State how many lines in the entries below hold the word "subtitle", with nothing besides the number.
━━ TASK INPUTS ━━
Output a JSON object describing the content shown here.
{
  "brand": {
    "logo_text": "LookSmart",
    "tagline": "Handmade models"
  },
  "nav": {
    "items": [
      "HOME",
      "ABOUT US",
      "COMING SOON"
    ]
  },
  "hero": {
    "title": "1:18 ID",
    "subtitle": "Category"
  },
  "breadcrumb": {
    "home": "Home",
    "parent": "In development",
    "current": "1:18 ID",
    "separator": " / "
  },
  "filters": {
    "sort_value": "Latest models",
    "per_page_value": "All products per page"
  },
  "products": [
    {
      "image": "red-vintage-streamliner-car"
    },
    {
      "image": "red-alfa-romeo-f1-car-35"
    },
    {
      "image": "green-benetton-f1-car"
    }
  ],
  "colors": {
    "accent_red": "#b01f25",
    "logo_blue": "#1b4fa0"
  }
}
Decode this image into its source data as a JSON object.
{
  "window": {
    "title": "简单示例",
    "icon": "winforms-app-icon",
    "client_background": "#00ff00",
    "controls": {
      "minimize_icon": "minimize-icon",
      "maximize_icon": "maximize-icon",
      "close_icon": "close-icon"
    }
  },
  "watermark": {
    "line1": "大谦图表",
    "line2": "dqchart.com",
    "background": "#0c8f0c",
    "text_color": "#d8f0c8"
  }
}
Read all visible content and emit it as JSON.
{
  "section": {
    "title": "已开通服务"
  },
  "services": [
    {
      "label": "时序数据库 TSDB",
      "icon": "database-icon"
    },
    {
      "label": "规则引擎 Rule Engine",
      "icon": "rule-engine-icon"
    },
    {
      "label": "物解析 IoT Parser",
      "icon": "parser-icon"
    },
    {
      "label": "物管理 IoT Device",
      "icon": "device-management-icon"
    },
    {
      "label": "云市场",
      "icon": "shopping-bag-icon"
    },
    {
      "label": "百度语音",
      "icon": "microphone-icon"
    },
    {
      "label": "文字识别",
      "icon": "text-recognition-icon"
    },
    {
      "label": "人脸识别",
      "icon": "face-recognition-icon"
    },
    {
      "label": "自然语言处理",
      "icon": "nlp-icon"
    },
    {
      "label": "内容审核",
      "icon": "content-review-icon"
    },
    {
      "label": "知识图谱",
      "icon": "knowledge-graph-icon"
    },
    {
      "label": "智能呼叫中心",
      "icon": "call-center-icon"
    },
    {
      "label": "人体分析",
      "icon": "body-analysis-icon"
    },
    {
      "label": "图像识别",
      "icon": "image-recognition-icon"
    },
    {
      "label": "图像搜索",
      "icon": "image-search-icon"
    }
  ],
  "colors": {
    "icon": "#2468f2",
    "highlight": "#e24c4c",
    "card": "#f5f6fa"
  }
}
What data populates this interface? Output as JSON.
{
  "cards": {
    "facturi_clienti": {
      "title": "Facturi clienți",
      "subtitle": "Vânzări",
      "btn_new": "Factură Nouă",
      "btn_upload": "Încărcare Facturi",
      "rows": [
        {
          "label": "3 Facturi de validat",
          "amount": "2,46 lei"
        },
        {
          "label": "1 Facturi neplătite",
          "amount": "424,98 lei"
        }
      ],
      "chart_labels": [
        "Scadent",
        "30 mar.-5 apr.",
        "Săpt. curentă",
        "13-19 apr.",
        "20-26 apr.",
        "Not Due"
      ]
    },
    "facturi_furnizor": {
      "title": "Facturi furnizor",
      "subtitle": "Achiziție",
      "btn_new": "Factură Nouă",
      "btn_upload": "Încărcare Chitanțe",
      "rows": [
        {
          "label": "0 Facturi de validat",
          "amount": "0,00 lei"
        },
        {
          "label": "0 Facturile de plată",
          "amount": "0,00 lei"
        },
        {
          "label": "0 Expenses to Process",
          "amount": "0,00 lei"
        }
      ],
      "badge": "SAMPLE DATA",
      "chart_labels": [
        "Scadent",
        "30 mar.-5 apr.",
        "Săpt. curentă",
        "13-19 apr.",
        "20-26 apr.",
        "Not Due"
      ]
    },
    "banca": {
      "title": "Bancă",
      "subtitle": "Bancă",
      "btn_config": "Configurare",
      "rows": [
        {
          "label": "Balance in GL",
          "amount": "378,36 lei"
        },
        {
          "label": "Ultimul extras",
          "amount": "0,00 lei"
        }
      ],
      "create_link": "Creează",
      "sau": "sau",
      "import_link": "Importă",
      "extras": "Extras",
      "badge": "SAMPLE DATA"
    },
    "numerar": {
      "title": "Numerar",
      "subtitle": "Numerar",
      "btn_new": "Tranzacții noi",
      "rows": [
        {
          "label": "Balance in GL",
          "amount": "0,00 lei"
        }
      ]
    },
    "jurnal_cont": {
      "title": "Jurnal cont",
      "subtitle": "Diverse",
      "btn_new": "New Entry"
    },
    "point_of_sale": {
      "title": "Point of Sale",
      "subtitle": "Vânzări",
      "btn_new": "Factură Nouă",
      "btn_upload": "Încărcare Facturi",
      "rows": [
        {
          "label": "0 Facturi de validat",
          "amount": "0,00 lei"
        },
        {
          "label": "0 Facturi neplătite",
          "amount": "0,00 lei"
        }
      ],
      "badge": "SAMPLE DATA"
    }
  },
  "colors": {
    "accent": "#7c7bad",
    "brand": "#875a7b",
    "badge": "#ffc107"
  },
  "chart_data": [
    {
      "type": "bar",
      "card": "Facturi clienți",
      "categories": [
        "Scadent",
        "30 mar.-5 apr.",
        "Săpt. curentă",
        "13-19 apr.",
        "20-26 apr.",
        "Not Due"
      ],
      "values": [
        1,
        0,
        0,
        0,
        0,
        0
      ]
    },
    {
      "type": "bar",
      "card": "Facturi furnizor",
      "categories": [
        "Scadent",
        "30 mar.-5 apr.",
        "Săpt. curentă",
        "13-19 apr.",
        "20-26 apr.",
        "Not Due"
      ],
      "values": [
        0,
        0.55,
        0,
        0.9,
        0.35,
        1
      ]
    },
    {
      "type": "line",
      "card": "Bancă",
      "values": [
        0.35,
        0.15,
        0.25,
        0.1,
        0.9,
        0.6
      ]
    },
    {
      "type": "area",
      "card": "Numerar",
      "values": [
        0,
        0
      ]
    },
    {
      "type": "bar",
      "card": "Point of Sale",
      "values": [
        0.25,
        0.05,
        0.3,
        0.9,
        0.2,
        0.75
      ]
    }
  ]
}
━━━
EXERCISE SOLUTION
7